N2 - Sparse wavelength conversion and appropriate routing and wavelength assignment (RWA) algorithms are the two key factors in improving the blocking performance in wavelength-routed all-optical networks. It has been shown that the optimal placement of a limited number of wavelength converters in an arbitrary mesh network is an NP-complete problem. There have been various heuristic algorithms proposed in the literature, in which most of them assume that a static routing and random-wavelength assignment RWA algorithm is employed. However, the existing work shows that fixed-alternate routing and dynamic routing RWA algorithms can achieve much better blocking performance. Our study further demonstrates that the wavelength converter placement and RWA algorithms are closely related in the sense that a well-designed wavelength converter placement mechanism for a particular RWA algorithm might not work well with a different RWA algorithm. Therefore, the wavelength converter placement and the RWA have to be considered jointly. The objective of this paper is to investigate the wavelength converter placement problem under the fixed-alternate routing (FAR) algorithm and least-loaded routing (LLR) algorithm. Under the FAR algorithm, we propose a heuristic algorithm called minimum blocking probability first for wavelength converter placement. Under the LLR algorithm, we propose another heuristic algorithm called weighted maximum segment length. The objective of the converter placement algorithms is to minimize the overall blocking probability. Extensive simulation studies have been carried out over three typical mesh networks, including the 14-node NSFNET, 19-node EON, and 38-node CTNET. We observe that the proposed algorithms not only outperform existing wavelength converter placement algorithms by a large margin, but they also can achieve almost the same performance compared with full wavelength conversion under the same RWA algorithm.

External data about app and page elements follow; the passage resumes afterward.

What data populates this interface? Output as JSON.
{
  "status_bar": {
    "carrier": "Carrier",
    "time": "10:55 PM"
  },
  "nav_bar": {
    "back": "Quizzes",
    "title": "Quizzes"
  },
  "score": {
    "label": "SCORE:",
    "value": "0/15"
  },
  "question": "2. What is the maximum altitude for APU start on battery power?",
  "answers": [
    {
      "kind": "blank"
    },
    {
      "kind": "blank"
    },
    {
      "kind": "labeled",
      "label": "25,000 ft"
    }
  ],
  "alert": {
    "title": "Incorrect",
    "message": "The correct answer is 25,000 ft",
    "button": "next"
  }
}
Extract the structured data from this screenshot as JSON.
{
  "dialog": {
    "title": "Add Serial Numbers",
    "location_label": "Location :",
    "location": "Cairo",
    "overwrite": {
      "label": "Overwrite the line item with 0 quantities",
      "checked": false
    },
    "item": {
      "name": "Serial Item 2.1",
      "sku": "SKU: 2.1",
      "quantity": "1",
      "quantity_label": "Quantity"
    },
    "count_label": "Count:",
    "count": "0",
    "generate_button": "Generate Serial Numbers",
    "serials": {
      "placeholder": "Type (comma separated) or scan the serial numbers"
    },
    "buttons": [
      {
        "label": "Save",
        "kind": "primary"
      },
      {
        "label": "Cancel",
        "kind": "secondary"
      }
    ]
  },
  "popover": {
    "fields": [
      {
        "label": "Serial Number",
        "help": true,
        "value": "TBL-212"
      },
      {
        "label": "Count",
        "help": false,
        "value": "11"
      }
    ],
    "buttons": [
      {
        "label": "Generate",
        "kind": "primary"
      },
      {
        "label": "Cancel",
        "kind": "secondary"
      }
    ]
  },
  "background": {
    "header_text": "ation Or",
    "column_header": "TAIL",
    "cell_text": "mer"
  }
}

AB - Sparse wavelength conversion and appropriate routing and wavelength assignment (RWA) algorithms are the two key factors in improving the blocking performance in wavelength-routed all-optical networks. It has been shown that the optimal placement of a limited number of wavelength converters in an arbitrary mesh network is an NP-complete problem. There have been various heuristic algorithms proposed in the literature, in which most of them assume that a static routing and random-wavelength assignment RWA algorithm is employed. However, the existing work shows that fixed-alternate routing and dynamic routing RWA algorithms can achieve much better blocking performance. Our study further demonstrates that the wavelength converter placement and RWA algorithms are closely related in the sense that a well-designed wavelength converter placement mechanism for a particular RWA algorithm might not work well with a different RWA algorithm. Therefore, the wavelength converter placement and the RWA have to be considered jointly. The objective of this paper is to investigate the wavelength converter placement problem under the fixed-alternate routing (FAR) algorithm and least-loaded routing (LLR) algorithm. Under the FAR algorithm, we propose a heuristic algorithm called minimum blocking probability first for wavelength converter placement. Under the LLR algorithm, we propose another heuristic algorithm called weighted maximum segment length. The objective of the converter placement algorithms is to minimize the overall blocking probability. Extensive simulation studies have been carried out over three typical mesh networks, including the 14-node NSFNET, 19-node EON, and 38-node CTNET. We observe that the proposed algorithms not only outperform existing wavelength converter placement algorithms by a large margin, but they also can achieve almost the same performance compared with full wavelength conversion under the same RWA algorithm.

KW - Routing and wavelength assignment (RWA)

KW - Wavelength converter placement

KW - Wavelength routing

KW - Wavelength-division multiplexing (WDM)

UR - http://www.scopus.com/inward/record.url?scp=0038038886&partnerID=8YFLogxK

U2 - 10.1109/TCOMM.2003.810834

DO - 10.1109/TCOMM.2003.810834

M3 - Journal article

AN - SCOPUS:0038038886

SN - 0090-6778

VL - 51

SP - 607

EP - 617

JO - IEEE Transactions on Communications

JF - IEEE Transactions on Communications

IS - 4

ER -